Heifer International South Africa (Heifer) assists poor rural farmers in South Africa on their way to a sustainable and food secure life. Through various tools such as training and the gifts of seeds, trees and livestock, Heifer gives poor rural people the opportunity to become entrepreneurs and start their own small farming businesses. With knowledge and livestock, project members are able to feed their families and also generate income through selling egg, milk or vegetables.
One of persons assisted by Heifer is Mrs Veliswa Winangile from Mavathula Village. She started to work with Heifer in 2004 when she attended various trainings on livestock management, record keeping and crop production. After a few months of training, Heifer provided her with 18 chickens, two bags of feed, a cage, and shortly thereafter, three goats. With her husband unemployed, Veliswa knew she had to do everything she could to provide a better future for her husband, her two children and herself.
She created a big vegetable garden and started to produce maize, spinach, onions, beetroot, green pepper, butternut, cabbage and potatoes. Everyday access to her own vegetables not only cut the family’s expenses on food but also improved their nutrition. The health of the family has improved and the number of visits to the clinic has decreased. Veliswa generates approximately R500 per month by selling extra vegetables as well as eggs from her chickens.
After years of hard work as a small farmer in the Mzamomhle Mavathulana project, Veliswa’s life has changed significantly. During the last few years, she was able to start saving and buy various household items such as a freezer and a tap. Veliswa also sold two of her goats’ offspring. Both her children now have jobs in Port Elizabeth. Change also came from Heifer’s side. The organisation exited the project in October 2011 in recognition of the fact that Veliswa and the other members of the Momomhle project are now successful small farmers able to continue their businesses on their own. This allows Heifer to go on to assist other communities in need.

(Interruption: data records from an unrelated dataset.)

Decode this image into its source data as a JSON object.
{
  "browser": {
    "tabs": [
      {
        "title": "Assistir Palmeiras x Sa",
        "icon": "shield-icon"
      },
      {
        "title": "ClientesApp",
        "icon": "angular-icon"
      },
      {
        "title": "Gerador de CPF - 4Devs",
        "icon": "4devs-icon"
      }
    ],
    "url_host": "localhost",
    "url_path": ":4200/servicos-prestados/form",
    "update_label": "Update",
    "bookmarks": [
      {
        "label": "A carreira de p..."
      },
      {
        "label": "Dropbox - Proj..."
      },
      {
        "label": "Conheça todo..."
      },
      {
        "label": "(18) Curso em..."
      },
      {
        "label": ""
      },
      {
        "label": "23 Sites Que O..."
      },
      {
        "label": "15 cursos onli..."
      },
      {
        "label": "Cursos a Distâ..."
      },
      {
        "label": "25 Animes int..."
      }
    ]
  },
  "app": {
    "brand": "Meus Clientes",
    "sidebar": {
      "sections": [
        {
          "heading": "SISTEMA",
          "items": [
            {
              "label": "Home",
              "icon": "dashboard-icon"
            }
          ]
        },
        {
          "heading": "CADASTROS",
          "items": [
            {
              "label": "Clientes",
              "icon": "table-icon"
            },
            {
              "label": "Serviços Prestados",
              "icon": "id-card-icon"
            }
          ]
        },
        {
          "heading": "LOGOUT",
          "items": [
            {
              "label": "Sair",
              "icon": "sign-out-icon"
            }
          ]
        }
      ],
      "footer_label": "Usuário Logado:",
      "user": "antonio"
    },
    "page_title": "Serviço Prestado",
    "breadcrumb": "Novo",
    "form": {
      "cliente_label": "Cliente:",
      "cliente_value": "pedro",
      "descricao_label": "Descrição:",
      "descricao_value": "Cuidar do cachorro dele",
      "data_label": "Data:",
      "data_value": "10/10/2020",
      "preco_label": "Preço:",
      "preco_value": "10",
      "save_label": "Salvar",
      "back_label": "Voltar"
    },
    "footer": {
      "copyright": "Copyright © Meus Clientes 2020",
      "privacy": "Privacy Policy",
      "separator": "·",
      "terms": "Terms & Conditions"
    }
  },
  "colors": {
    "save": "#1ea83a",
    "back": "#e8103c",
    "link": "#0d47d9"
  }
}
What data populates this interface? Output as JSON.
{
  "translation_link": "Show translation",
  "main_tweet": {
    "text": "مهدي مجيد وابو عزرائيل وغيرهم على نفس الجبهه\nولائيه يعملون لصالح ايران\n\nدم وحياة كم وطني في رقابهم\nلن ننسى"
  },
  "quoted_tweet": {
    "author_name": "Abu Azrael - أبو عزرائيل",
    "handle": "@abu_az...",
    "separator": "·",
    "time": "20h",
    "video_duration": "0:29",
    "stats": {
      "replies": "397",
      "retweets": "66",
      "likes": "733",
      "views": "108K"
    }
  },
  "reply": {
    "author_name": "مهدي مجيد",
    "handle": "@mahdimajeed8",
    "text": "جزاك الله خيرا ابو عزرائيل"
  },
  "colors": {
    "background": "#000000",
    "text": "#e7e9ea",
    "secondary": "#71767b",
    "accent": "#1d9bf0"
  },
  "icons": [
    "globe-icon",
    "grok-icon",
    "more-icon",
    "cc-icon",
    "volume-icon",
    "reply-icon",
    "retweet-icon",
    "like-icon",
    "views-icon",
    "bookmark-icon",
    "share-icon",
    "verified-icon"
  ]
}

Veliswa doesn’t plan to stop now. She is planning to purchase more chickens and goats and generate more income from selling eggs and milk. When asked for her opinion about the project she said appreciatively, “Thank you Heifer for the difference you have made in our lives.”